Other Authorities for ARC Job-Training and Skills Development Projects. A State may also use a portion of its ARC Area Development allocation to fund job-training and skills development projects under Sections 214 and 302 of the ARDA.
A project under Section 214 must be authorized under another Federal grant program and will be administered by the basic Federal agency having responsibility for such grant program. The Carl D. Perkins Vocational and Technical Education Act of 1998, administered by the Department of Education, is mentioned specifically in Section 214, but other Federal grant programs for such assistance may also be available for ARC project funding. Project criteria and matching limits for ARC Section 214 projects are discussed elsewhere in these Guidelines.
Grants for such projects under Section 302 are made and administered directly by the Commission and are not subject to the eligibility restrictions of Section 205 grants.
6.2 Eligible Entities.
Section 205 funding is available only to a consortium established to serve one or more industries in a specified geographic area of the Region, which consists of representatives of businesses or a nonprofit organization that represents businesses, labor organizations, State and local governments, or educational institutions.

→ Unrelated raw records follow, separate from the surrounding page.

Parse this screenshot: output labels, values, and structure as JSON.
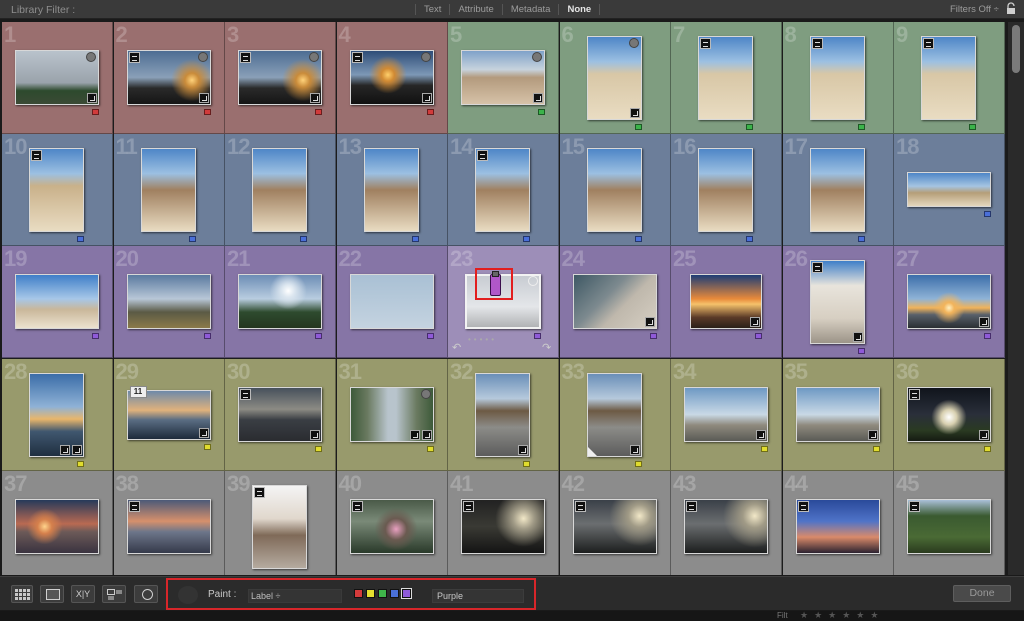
{
  "filter_bar": {
    "title": "Library Filter :",
    "tabs": [
      "Text",
      "Attribute",
      "Metadata",
      "None"
    ],
    "active_tab": "None",
    "filters_label": "Filters Off ÷"
  },
  "grid": {
    "row_colors": [
      "#9a6f6f",
      "#7a9a7a",
      "#6b7d99",
      "#8878a5",
      "#999a6b",
      "#8a8a8a"
    ],
    "label_colors": {
      "red": "#d13b3b",
      "green": "#3bb34a",
      "blue": "#4a6fd8",
      "purple": "#8f5ad8",
      "yellow": "#e0dc2e"
    },
    "cells": [
      {
        "num": "1",
        "bg": "#9a6f6f",
        "label": "red"
      },
      {
        "num": "2",
        "bg": "#9a6f6f",
        "label": "red"
      },
      {
        "num": "3",
        "bg": "#9a6f6f",
        "label": "red"
      },
      {
        "num": "4",
        "bg": "#9a6f6f",
        "label": "red"
      },
      {
        "num": "5",
        "bg": "#7f9d80",
        "label": "green"
      },
      {
        "num": "6",
        "bg": "#7f9d80",
        "label": "green"
      },
      {
        "num": "7",
        "bg": "#7f9d80",
        "label": "green"
      },
      {
        "num": "8",
        "bg": "#7f9d80",
        "label": "green"
      },
      {
        "num": "9",
        "bg": "#7f9d80",
        "label": "green"
      },
      {
        "num": "10",
        "bg": "#6c7e9a",
        "label": "blue"
      },
      {
        "num": "11",
        "bg": "#6c7e9a",
        "label": "blue"
      },
      {
        "num": "12",
        "bg": "#6c7e9a",
        "label": "blue"
      },
      {
        "num": "13",
        "bg": "#6c7e9a",
        "label": "blue"
      },
      {
        "num": "14",
        "bg": "#6c7e9a",
        "label": "blue"
      },
      {
        "num": "15",
        "bg": "#6c7e9a",
        "label": "blue"
      },
      {
        "num": "16",
        "bg": "#6c7e9a",
        "label": "blue"
      },
      {
        "num": "17",
        "bg": "#6c7e9a",
        "label": "blue"
      },
      {
        "num": "18",
        "bg": "#6c7e9a",
        "label": "blue"
      },
      {
        "num": "19",
        "bg": "#8675a6",
        "label": "purple"
      },
      {
        "num": "20",
        "bg": "#8675a6",
        "label": "purple"
      },
      {
        "num": "21",
        "bg": "#8675a6",
        "label": "purple"
      },
      {
        "num": "22",
        "bg": "#8675a6",
        "label": "purple"
      },
      {
        "num": "23",
        "bg": "#9d8eb8",
        "label": "purple"
      },
      {
        "num": "24",
        "bg": "#8675a6",
        "label": "purple"
      },
      {
        "num": "25",
        "bg": "#8675a6",
        "label": "purple"
      },
      {
        "num": "26",
        "bg": "#8675a6",
        "label": "purple"
      },
      {
        "num": "27",
        "bg": "#8675a6",
        "label": "purple"
      },
      {
        "num": "28",
        "bg": "#989a6c",
        "label": "yellow"
      },
      {
        "num": "29",
        "bg": "#989a6c",
        "label": "yellow"
      },
      {
        "num": "30",
        "bg": "#989a6c",
        "label": "yellow"
      },
      {
        "num": "31",
        "bg": "#989a6c",
        "label": "yellow"
      },
      {
        "num": "32",
        "bg": "#989a6c",
        "label": "yellow"
      },
      {
        "num": "33",
        "bg": "#989a6c",
        "label": "yellow"
      },
      {
        "num": "34",
        "bg": "#989a6c",
        "label": "yellow"
      },
      {
        "num": "35",
        "bg": "#989a6c",
        "label": "yellow"
      },
      {
        "num": "36",
        "bg": "#989a6c",
        "label": "yellow"
      },
      {
        "num": "37",
        "bg": "#8c8c8c",
        "label": ""
      },
      {
        "num": "38",
        "bg": "#8c8c8c",
        "label": ""
      },
      {
        "num": "39",
        "bg": "#8c8c8c",
        "label": ""
      },
      {
        "num": "40",
        "bg": "#8c8c8c",
        "label": ""
      },
      {
        "num": "41",
        "bg": "#8c8c8c",
        "label": ""
      },
      {
        "num": "42",
        "bg": "#8c8c8c",
        "label": ""
      },
      {
        "num": "43",
        "bg": "#8c8c8c",
        "label": ""
      },
      {
        "num": "44",
        "bg": "#8c8c8c",
        "label": ""
      },
      {
        "num": "45",
        "bg": "#8c8c8c",
        "label": ""
      }
    ],
    "stack_count": "11"
  },
  "toolbar": {
    "paint_label": "Paint :",
    "paint_mode": "Label ÷",
    "swatches": [
      "#d43b3b",
      "#e5e030",
      "#3fb54a",
      "#4a70d9",
      "#8e5ad9"
    ],
    "active_swatch": "#8e5ad9",
    "paint_value": "Purple",
    "compare_label": "X|Y",
    "done_label": "Done"
  },
  "bottom_strip": {
    "filter_label": "Filt"
  }
}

6.3 Eligible Activities.
In general, Section 205 funding is available for any project that is intended to improve the job skills of workers for a specified industry in a specified geographic area of Appalachia. The ARDA includes as eligible for funding under Section 205 the following types of projects; other types of projects, however, that meet the general eligibility criteria may also be considered for funding: (1) assessments of training and job skill needs for an industry; (2) development of curricula and training methods, including electronic learning or technology-based training; (3) identification of training providers and the development of partnerships between the industry and educational institutions, including community colleges; (4) development of apprenticeship programs; (5) development of training programs for workers, including dislocated workers; and (6) development of training plans for businesses.
6.4 Restriction on Administrative Costs.
A grantee consortium under a Section 205 grant may not use more than 10% of the grant funds to pay the administrative costs associated with its project. Administrative costs, however, may be used to supply the grantee's cost share obligations for its grant.
6.5 Project Applications.
In addition to the information required by Section 5 of the ARC Project Guidelines, regional skills partnership project applications must include a description of the consortium that is applying for the grant indicating the geographic area and the industry or industries it serves along with a listing of its members and their business or organizational affiliations. The project application must also indicate the specific industry for which it is designed to improve workers skills. Evaluation measures keyed to jobs created or preserved by the project must be included.